**EXERCISE DETAILS:** Each line of the data below either holds "Clearcoat" or does not. Report how many do, and only that.

**MATERIAL FOR THIS TASK:**
⁂

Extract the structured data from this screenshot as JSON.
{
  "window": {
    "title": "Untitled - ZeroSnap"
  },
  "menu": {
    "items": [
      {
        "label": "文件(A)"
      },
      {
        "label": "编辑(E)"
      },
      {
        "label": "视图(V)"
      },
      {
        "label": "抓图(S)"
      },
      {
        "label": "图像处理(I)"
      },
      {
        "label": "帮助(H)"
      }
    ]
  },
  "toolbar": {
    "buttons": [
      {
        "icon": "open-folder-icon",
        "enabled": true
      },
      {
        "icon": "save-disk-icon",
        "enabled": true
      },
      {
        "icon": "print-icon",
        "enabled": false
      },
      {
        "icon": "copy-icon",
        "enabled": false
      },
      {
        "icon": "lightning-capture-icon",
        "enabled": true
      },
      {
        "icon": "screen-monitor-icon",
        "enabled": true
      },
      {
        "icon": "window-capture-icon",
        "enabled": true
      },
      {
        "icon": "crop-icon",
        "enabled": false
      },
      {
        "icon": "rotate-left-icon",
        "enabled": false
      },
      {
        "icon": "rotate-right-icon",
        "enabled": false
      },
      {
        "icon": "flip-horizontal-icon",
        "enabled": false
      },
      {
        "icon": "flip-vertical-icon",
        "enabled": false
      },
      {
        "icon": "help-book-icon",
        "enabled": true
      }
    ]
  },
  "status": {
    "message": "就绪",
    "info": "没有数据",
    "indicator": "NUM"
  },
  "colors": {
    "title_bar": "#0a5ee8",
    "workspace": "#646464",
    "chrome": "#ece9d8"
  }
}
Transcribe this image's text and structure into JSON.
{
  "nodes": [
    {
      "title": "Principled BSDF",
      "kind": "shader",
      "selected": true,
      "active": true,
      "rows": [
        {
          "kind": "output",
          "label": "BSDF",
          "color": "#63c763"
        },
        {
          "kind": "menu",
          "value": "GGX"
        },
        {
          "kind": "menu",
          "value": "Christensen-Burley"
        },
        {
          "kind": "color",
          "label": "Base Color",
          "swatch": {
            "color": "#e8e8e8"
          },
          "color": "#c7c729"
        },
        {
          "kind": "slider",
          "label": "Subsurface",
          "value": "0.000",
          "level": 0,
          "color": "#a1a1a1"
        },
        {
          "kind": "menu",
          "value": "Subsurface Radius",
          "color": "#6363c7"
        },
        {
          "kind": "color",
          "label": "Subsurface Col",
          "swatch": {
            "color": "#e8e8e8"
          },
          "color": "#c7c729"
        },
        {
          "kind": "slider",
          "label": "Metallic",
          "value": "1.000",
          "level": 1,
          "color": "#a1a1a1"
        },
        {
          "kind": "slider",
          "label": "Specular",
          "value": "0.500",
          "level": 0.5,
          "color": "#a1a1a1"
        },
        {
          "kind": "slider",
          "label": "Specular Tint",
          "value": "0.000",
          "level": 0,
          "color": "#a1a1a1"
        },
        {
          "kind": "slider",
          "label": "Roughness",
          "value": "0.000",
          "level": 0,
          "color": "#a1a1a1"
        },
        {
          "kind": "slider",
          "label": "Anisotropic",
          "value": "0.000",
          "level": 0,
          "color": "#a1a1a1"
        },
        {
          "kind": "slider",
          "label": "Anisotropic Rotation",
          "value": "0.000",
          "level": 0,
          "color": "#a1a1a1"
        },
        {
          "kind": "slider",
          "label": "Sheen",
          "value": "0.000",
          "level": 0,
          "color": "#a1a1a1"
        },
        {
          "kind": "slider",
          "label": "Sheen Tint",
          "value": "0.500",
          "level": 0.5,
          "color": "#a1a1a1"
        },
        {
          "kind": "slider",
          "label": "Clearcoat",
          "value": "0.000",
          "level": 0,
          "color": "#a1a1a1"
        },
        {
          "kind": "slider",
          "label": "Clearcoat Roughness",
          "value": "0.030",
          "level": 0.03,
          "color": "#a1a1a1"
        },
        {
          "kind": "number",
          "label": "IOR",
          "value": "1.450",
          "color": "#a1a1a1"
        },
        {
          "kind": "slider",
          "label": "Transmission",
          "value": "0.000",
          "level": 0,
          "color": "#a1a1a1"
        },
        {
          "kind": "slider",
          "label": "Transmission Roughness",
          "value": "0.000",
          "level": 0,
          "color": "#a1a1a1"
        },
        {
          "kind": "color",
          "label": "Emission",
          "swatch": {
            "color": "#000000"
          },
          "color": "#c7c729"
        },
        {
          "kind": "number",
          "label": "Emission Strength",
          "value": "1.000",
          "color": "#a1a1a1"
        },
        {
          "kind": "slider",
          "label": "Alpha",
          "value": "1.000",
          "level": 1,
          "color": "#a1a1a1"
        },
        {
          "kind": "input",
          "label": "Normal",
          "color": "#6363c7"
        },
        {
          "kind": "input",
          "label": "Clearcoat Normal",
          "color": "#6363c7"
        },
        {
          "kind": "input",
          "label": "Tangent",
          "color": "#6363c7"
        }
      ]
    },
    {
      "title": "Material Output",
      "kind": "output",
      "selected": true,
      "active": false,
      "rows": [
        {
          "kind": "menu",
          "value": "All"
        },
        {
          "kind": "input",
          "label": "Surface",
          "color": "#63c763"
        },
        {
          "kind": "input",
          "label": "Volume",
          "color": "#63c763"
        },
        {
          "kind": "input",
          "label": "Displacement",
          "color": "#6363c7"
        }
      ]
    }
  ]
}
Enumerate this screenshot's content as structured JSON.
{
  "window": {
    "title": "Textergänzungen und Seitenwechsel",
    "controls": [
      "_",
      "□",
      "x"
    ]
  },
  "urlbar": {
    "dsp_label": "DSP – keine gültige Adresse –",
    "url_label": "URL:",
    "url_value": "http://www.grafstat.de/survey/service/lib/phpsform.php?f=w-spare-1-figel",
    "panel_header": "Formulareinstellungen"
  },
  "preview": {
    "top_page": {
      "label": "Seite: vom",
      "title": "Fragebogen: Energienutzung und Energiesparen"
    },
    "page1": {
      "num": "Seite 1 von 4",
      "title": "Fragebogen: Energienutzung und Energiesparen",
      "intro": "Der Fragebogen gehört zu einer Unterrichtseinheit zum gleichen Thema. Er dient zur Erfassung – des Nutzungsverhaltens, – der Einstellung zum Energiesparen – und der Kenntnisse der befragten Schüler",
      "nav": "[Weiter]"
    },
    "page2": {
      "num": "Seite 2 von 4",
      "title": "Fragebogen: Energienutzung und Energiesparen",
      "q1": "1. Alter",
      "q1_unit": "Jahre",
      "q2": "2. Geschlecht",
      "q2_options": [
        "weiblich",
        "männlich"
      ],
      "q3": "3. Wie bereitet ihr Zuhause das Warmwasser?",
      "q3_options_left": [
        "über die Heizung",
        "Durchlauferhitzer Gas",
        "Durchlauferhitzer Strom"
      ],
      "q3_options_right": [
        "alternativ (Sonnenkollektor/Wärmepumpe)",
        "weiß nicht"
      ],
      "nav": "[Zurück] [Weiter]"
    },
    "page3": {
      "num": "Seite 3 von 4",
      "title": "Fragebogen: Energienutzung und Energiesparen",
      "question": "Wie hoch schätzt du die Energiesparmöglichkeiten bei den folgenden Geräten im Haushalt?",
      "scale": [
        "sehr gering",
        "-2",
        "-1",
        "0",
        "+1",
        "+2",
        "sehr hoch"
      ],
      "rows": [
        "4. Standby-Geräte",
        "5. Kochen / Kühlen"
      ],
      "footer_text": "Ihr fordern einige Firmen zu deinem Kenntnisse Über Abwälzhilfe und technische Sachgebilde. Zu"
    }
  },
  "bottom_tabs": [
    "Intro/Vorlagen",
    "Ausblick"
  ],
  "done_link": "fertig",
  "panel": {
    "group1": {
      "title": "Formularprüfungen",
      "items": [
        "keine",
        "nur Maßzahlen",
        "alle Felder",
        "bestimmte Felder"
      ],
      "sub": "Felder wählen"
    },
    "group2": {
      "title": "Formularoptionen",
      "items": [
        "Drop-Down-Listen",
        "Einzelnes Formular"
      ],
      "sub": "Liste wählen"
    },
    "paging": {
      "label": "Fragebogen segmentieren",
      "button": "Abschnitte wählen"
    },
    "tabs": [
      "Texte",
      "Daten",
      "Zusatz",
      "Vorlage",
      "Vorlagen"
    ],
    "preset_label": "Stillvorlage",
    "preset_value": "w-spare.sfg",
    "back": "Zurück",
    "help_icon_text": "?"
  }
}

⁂

**ANSWER SECTION:** 3